More than 200 Dreamworld staff returned to an eerily quiet theme park on Monday, but guests won't be walking through the same doors anytime soon.

Dreamworld CEO Craig Davidson addressed the media outside the Gold Coast venue on Monday afternoon, confirmining that business as usual is still a long way off.

"At this point, there is no time frame or decision about re-opening," Mr Davidson said.

"We will not be making a decision at any stage this week."


Monday marks six days since four people died on the park's Thunder River Rapids ride - Kate Goodchild, Luke Dorsett and Roozi Araghi from Canberra and Sydney-based New Zealand woman Cindy Low.

Mr Davidson said the park won't re-open before funerals have been held for the four victims. He said a "systematic and methodical" three-tier audit of all the park's mechanical rides was the highest priority.

"Dreamworld has commenced an internal review of all park ride operating policies and procedures. This includes specialist engineering reviews of every ride at Dreamworld. In addition to Dreamworld's internal audit, there will be an independent, arms-length mechanical engineering and workplace safety review of every Dreamworld ride.

"Dreamworld has commenced discussions with a number of the world's leading mechanical engineering and workplace safety experts. Dreamworld will provide further updates over the coming days."

Mr Davidson said the third-tier would include working closely with the Queensland Workplace Health and Safety team.

On Friday, Mr Davidson said "no stone will be left unturned".

Police and the Coroner are still working to determine exactly what caused an inflatable raft to tip upside down on the rapids ride on Tuesday.

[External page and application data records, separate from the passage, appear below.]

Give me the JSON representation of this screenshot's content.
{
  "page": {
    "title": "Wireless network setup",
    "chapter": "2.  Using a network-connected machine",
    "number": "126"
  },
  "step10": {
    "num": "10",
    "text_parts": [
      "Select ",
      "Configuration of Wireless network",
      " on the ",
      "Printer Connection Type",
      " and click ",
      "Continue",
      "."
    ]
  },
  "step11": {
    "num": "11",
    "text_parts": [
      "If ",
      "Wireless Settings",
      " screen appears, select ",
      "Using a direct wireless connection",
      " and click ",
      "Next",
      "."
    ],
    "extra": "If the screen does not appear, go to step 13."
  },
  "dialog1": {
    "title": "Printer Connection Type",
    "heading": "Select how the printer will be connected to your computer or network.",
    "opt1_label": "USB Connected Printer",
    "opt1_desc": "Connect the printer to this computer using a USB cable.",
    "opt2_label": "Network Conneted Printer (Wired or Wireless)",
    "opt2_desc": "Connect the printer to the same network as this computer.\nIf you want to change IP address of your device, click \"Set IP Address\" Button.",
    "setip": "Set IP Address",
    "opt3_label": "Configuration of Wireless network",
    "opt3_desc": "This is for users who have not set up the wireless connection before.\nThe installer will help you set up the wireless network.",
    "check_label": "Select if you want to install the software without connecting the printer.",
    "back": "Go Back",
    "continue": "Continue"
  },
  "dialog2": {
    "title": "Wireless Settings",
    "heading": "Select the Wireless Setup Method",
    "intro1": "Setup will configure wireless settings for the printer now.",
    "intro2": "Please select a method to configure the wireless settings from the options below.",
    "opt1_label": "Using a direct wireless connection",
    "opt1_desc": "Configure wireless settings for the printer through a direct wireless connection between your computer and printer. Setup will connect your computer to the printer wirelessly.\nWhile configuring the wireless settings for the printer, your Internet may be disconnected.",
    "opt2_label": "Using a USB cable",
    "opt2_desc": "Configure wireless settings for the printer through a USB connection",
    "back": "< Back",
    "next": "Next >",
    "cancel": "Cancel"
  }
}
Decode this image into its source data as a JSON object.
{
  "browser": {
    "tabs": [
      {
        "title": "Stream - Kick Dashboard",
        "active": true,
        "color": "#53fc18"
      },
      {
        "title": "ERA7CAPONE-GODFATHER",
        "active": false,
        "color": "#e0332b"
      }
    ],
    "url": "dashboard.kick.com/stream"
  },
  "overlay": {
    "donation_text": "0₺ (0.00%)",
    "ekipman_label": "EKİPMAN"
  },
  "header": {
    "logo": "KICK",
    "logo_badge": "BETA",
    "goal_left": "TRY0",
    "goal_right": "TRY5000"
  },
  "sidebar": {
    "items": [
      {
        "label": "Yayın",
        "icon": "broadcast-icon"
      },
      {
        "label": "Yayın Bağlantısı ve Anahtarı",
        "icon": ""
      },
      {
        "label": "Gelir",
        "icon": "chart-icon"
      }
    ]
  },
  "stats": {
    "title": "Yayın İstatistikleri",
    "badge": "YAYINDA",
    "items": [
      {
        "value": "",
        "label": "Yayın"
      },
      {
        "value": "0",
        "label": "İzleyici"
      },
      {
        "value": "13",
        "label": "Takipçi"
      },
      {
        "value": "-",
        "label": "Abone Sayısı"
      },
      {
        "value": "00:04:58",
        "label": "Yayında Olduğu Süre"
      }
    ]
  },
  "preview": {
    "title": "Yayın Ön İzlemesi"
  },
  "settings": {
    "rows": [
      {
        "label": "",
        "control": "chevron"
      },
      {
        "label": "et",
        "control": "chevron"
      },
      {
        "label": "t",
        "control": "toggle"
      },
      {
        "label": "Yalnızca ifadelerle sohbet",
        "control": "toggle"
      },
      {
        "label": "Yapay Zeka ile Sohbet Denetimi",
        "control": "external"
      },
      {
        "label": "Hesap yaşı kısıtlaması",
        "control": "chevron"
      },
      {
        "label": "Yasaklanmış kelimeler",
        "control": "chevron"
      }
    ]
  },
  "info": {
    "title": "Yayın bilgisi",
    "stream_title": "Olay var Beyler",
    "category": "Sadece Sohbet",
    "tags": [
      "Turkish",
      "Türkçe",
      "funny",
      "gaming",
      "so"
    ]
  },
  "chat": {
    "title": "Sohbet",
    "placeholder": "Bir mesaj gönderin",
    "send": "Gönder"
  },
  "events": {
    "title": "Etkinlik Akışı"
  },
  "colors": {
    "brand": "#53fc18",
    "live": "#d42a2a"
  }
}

The raft, containing six people, was travelling along the conveyor belt to the drop-off point when it hit a raft in front and flipped over.

Two children on the raft - Ms Goodchild's daughter Ebony, 12, and Ms Low's son Kieran, 10 - were thrown from the ride.

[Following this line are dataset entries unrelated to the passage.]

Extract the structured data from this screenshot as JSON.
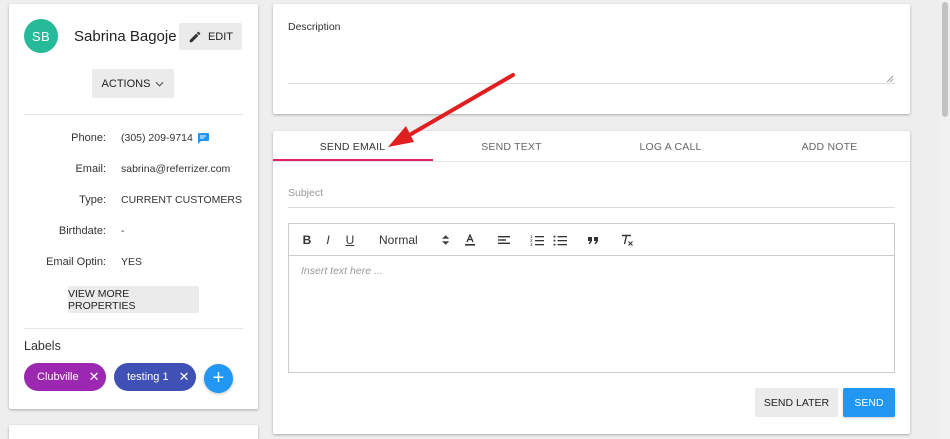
{
  "profile": {
    "initials": "SB",
    "name": "Sabrina Bagoje",
    "edit_label": "EDIT",
    "actions_label": "ACTIONS",
    "properties": [
      {
        "label": "Phone:",
        "value": "(305) 209-9714"
      },
      {
        "label": "Email:",
        "value": "sabrina@referrizer.com"
      },
      {
        "label": "Type:",
        "value": "CURRENT CUSTOMERS"
      },
      {
        "label": "Birthdate:",
        "value": "-"
      },
      {
        "label": "Email Optin:",
        "value": "YES"
      }
    ],
    "view_more_label": "VIEW MORE PROPERTIES",
    "labels_heading": "Labels",
    "labels": [
      {
        "text": "Clubville",
        "color": "#9c27b0"
      },
      {
        "text": "testing 1",
        "color": "#3f51b5"
      }
    ],
    "add_label_symbol": "+",
    "avatar_color": "#26b99a"
  },
  "description": {
    "label": "Description",
    "value": ""
  },
  "composer": {
    "tabs": [
      {
        "label": "SEND EMAIL",
        "active": true
      },
      {
        "label": "SEND TEXT",
        "active": false
      },
      {
        "label": "LOG A CALL",
        "active": false
      },
      {
        "label": "ADD NOTE",
        "active": false
      }
    ],
    "active_tab_color": "#e91e63",
    "subject_placeholder": "Subject",
    "toolbar": {
      "bold": "B",
      "italic": "I",
      "underline": "U",
      "size_select": "Normal",
      "icons": [
        "font-color-icon",
        "align-icon",
        "ordered-list-icon",
        "bullet-list-icon",
        "blockquote-icon",
        "clear-format-icon"
      ]
    },
    "editor_placeholder": "Insert text here ...",
    "send_later_label": "SEND LATER",
    "send_label": "SEND",
    "primary_color": "#2196f3"
  },
  "annotation": {
    "arrow_color": "#e02020"
  }
}
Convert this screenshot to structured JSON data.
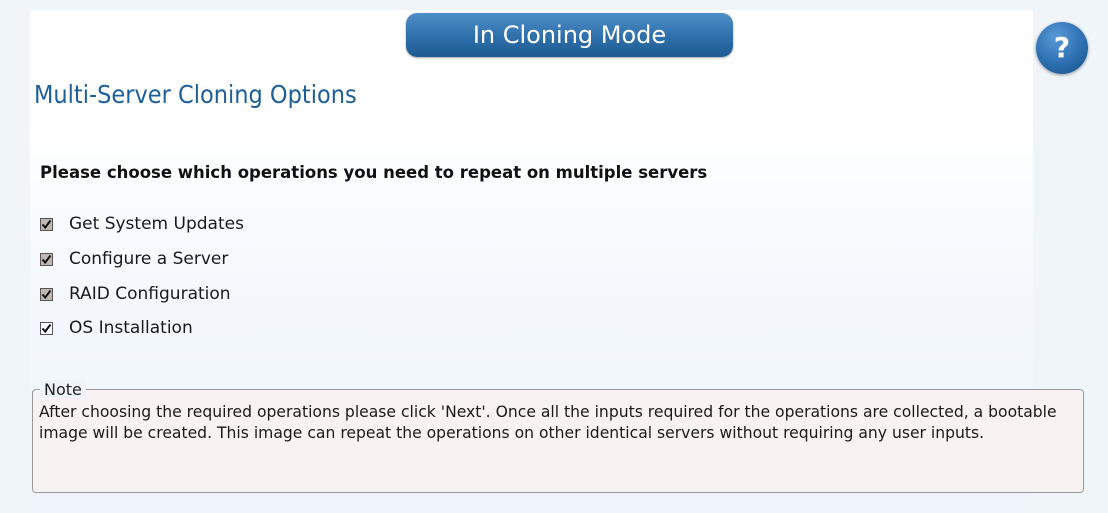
{
  "header": {
    "mode_banner": "In Cloning Mode",
    "help_label": "?"
  },
  "page": {
    "title": "Multi-Server Cloning Options",
    "prompt": "Please choose which operations you need to repeat on multiple servers"
  },
  "options": [
    {
      "label": "Get System Updates",
      "checked": true
    },
    {
      "label": "Configure a Server",
      "checked": true
    },
    {
      "label": "RAID Configuration",
      "checked": true
    },
    {
      "label": "OS Installation",
      "checked": true
    }
  ],
  "note": {
    "legend": "Note",
    "text": "After choosing the required operations please click 'Next'. Once all the inputs required for the operations are collected, a bootable image will be created. This image can repeat the operations on other identical servers without requiring any user inputs."
  },
  "colors": {
    "accent": "#1d5f9a",
    "banner": "#2e6faa",
    "background": "#f0f5fa"
  }
}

The four others did not survive.

A memorial day was originally planned for Friday, with entry costs to be donated to the Red Cross. But on Thursday afternoon Dreamworld released a statement cancelling the public event.

"Dreamworld has been advised by Queensland Police Services that we are unable to proceed with tomorrow's memorial service as planned," the park said in a statement.

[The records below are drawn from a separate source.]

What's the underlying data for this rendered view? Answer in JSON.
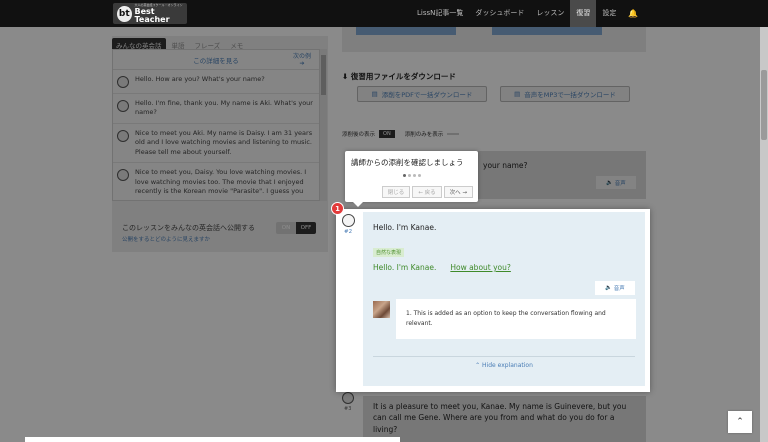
{
  "header": {
    "logo_tagline": "大人の英会話スクール・オンライン",
    "logo_text": "Best Teacher",
    "nav": [
      "LissN記事一覧",
      "ダッシュボード",
      "レッスン",
      "復習",
      "設定"
    ],
    "nav_active_index": 3
  },
  "left_panel": {
    "tabs": [
      "みんなの英会話",
      "単語",
      "フレーズ",
      "メモ"
    ],
    "active_tab": 0,
    "detail_link": "この詳細を見る",
    "next_label": "次の例",
    "messages": [
      "Hello. How are you? What's your name?",
      "Hello. I'm fine, thank you. My name is Aki. What's your name?",
      "Nice to meet you Aki. My name is Daisy. I am 31 years old and I love watching movies and listening to music. Please tell me about yourself.",
      "Nice to meet you, Daisy. You love watching movies. I love watching movies too. The movie that I enjoyed recently is the Korean movie \"Parasite\". I guess you"
    ],
    "publish_title": "このレッスンをみんなの英会話へ公開する",
    "publish_link": "公開をするとどのように見えますか",
    "toggle_on": "ON",
    "toggle_off": "OFF"
  },
  "right_panel": {
    "download_title": "復習用ファイルをダウンロード",
    "pdf_button": "添削をPDFで一括ダウンロード",
    "mp3_button": "音声をMP3で一括ダウンロード",
    "show_correction_label": "添削後の表示",
    "show_correction_value": "ON",
    "show_correction_only_label": "添削のみを表示",
    "bg_message": "your name?",
    "audio_label": "音声",
    "bottom_message": "It is a pleasure to meet you, Kanae. My name is Guinevere, but you can call me Gene. Where are you from and what do you do for a living?",
    "bottom_avatar_num": "#3"
  },
  "card": {
    "badge": "1",
    "avatar_num": "#2",
    "message": "Hello. I'm Kanae.",
    "tag": "自然な表現",
    "corrected_text": "Hello. I'm Kanae.",
    "corrected_fix": "How about you?",
    "audio_label": "音声",
    "explanation": "1. This is added as an option to keep the conversation flowing and relevant.",
    "hide_label": "⌃ Hide explanation"
  },
  "tour": {
    "title": "講師からの添削を確認しましょう",
    "step_current": 1,
    "step_total": 4,
    "close_label": "閉じる",
    "back_label": "← 戻る",
    "next_label": "次へ →"
  }
}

"Obviously the integrity of the Coronial Investigation is of paramount importance and postponing the service will give QPS the time it needs to conduct this investigation.

"We will provide an update to the media on Monday with regard to the memorial service and re-opening of the Park."

A candlelight vigil was held on Friday night and staff returned at their own discretion, on Monday morning.

"Returning to work is not compulsory - it is for those staff who want to come back and help the park and support their colleagues," Mr Davidson said.